Clerk Magistrate's Hearing
If you have received a summons in the mail directing you to attend a clerk magistrate’s hearing, you need to know: (1) what happens at a clerk magistrate’s hearing (also called a clerk's hearing), and (2) how Attorney Lown can protect your rights at this hearing.
Example of what a summons looks like:
What is a clerk's hearing?
At a clerk magistrate’s hearing, a clerk determines whether a criminal complaint should issue against the accused person. Usually the police did not witness the alleged crime and the accused person was not arrested. It is just the accuser’s word that initiates the process. If you fail to attend the clerk’s hearing at the date and time indicated on the summons, the clerk may issue the complaint against you in your absence.
To decide whether or not the complaint should issue, the clerk must determine whether there is “probable cause” to issue the complaint. Many clerks assume that “probable cause” is a low standard, however our state supreme court has defined probable cause as “something definite and substantial,” which “is more than a [mere] suspicion of criminal involvement.”
In addition, every crime includes “elements.” Elements are all of the things which the prosecution must prove. At the clerk magistrate’s hearing, the applicant must show that there is probable cause for each and every element of the alleged crime. If evidence is lacking on any element, Attorney Lown will argue that the complaint should not issue.
In addition to arguing that there was no probable cause for the complaint, there are other ways to prevent the complaint from issuing. For example, if it is a fairly minor matter, particularly one in which no one was hurt, our state supreme court has said that the clerk may “screen a variety of minor criminal or potentially criminal matters out of the criminal justice system through a combination of counseling, discussion, or threat of prosecution.” This becomes especially important when the accuser changes their mind and tells the clerk that they are not interested in pursuing the case.
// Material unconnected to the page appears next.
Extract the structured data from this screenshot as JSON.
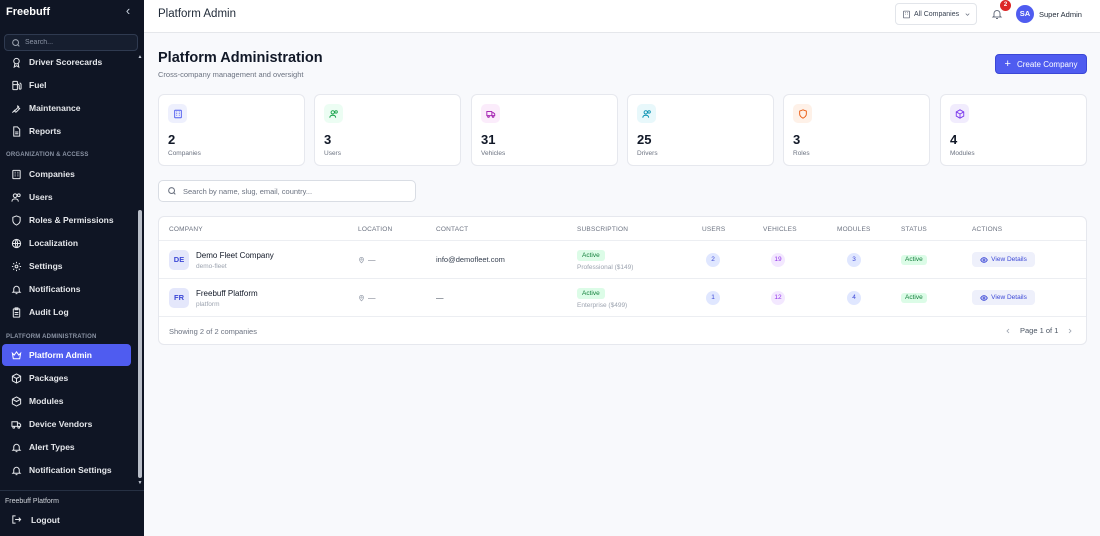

It is also useful where the issue is really one that should be brought as a non-criminal lawsuit, such as a contract dispute. In these situations, Attorney Lown will argue to the clerk that the clerk should not issue the complaint.
A clerk also has the option of putting the complaint off for a period of time, usually six months or a year, conditioned upon the parties resolving their dispute or there being no more problems between the parties. This is sometimes referred to as “continuance and compliance.”
Attorney Lown can protect your rights at a clerk magistrate’s hearing. Attorney Lown can argue that the complaint should not issue against you. Even if the complaint issues, the hearing provides valuable information to use in your defense. Attorney Lown will have the opportunity to observe your accuser, gauge how believable they are, receive evidence, and begin preparing your defense.
Contact the Lown Law Firm to speak with a lawyer for a clerk's hearing.